Purav, Divij reflect on the "best year for us"

In 2016, Purav Raja and Divij Sharan won an ATP 250 event in Los Cabos (Mexico), made three semifinals, won four Challengers (two on grass and two on hard court) and finished finalist in one (clay).

Purav Raja (right) and Divij Sharan during a practise session in Chennai on Saturday.   -  S. R. Raghunathan

From the Amritraj brothers – Vijay and Anand – to Leander Paes and Mahesh Bhupathi, India has thrown up quite a few formidable doubles teams. So much so that Indian tennis, as bereft of singles success as it is, has often been accused of even romanticising its doubles pairings.

Yet, the exploits of Purav Raja and Divij Sharan this year have largely gone unnoticed. The duo won an ATP 250 event in Los Cabos (Mexico), made three semifinals, won four Challengers (two on grass and two on hard court) and finished finalist in one (clay).

In the process, both got to their career-best rankings – 65 for Purav and 61 for Divij. In fact, the ATP 250 win in Mexico, the three semifinal finishes and two Challenger wins on grass all came in a six-week window from mid-July to mid-August.

“Yeah,” replied Purav when asked if the lack of recognition was disappointing. “But it’s up to you guys,” he said with a laugh. “We can only do things with the racquet. I don’t know what more it takes. [The terms] ‘stellar year’ and ‘no recognition’ don't go together.”

“It’s definitely been the best year for us,” said Divij. “Having had some success in the past it wasn’t new. But we believe that we now have the game to challenge the players at the top.”

Consistent wins

What made the season special, according to Purav, was the level of consistency. “To win five to six tournaments in a year is what the top guys do,” he said. “We never had a barren period. The last tournament of the year, we made the final. Three weeks before that, we won in Pune. Three weeks before that, we won Los Cabos. It’s always been back to back to back.”

Intrinsic to any successful doubles unit is the chemistry between the two players. Purav and Divij seem to be blessed with it.

“We are very different in what we do and yet complement each other well,” explained Purav. “Doubles has become a two-three shot game. Being a left-right combination helps. Whatever we hide we hide, and whatever we can magnify we magnify.

“It’s not easy to find a partner who you can gel with and go through the grind. That's the toughest part in doubles now. It’s a thankless sport. It’s a losing sport. You lose every week. We travel 30 weeks and win five tournaments, you are all saying it’s been a great year. There are a lot of people who just win one or nothing. So we decided not to hold things like we did in the past in terms of results and pressure. We just wanted to play good tennis. That's helped us.”
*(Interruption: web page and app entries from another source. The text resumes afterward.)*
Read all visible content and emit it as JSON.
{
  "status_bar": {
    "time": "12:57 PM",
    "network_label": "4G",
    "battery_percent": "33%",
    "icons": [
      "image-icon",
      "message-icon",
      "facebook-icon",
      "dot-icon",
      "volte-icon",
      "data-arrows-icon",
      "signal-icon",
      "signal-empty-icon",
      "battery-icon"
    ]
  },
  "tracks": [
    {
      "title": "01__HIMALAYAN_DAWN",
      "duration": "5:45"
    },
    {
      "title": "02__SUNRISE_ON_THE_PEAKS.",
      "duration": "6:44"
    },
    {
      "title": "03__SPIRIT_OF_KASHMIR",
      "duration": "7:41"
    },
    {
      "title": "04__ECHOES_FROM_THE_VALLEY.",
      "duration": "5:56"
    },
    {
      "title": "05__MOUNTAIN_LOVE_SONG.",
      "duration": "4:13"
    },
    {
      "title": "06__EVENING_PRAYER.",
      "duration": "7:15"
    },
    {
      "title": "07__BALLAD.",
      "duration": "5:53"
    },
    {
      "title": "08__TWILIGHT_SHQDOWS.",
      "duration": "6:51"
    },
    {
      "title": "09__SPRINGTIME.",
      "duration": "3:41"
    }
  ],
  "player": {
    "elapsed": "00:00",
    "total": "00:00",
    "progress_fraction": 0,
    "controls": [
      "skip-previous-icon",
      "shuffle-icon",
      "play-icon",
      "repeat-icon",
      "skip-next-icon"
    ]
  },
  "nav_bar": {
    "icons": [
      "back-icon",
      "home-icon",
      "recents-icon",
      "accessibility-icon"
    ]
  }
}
In spite of all this, their names rarely figure in the Davis Cup scheme of things. The irony seems lost on most considering that the squabble prior to team selection is now becoming customary. “If we are called up, we will be definitely happy,” said Divij. “But having said that, Davis Cup is only for two to three weeks. When we are playing Tour events, Challengers, Slams, we are still representing India and we proudly do that.”

“We have to win more ATP tournaments to get there,” said Purav. “You have to be the best team in the country. But the whole year doesn’t revolve around Davis Cup.”

That quest can start in earnest at the Chennai Open where they have been drawn to meet Leander Paes and his Brazilian partner Andre Sa in the first round. The target for the season, though, is to finish in the top-30. “It’s not very distant in terms of points,” Purav felt. “If [we] play the right tournaments in the right weeks, with a few good wins and some better tennis, it’s very achievable.”